Which lines in the data below contain the word "JSON"? Pull each of them out.

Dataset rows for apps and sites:
********
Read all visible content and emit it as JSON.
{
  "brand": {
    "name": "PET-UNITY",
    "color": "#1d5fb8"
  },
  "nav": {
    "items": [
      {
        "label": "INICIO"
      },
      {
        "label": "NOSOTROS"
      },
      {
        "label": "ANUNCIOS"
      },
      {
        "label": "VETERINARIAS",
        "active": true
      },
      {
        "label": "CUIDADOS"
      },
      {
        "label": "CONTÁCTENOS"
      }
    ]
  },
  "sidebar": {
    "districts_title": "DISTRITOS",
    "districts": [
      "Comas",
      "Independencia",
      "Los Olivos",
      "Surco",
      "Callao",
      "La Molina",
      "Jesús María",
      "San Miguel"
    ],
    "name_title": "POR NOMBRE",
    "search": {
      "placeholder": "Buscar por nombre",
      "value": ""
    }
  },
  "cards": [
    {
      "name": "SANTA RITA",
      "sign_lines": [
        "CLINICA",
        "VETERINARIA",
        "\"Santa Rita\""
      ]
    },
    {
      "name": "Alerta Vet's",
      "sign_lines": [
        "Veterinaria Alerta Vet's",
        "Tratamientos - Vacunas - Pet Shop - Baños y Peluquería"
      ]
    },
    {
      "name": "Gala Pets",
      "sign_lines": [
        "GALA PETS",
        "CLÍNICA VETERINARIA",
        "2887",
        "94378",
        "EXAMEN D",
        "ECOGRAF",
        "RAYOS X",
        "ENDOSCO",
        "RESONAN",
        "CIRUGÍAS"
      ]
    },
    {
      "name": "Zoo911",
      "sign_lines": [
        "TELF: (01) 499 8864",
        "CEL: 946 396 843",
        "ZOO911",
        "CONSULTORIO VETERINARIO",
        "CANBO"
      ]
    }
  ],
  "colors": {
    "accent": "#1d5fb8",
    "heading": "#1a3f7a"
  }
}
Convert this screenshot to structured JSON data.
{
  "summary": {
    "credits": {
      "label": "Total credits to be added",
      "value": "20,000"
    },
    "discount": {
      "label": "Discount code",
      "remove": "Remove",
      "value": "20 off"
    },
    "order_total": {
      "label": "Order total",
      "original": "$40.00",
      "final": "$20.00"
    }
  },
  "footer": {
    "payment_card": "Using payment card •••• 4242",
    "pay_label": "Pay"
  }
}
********
FINISHED EXERCISE:
Read all visible content and emit it as JSON.
Convert this screenshot to structured JSON data.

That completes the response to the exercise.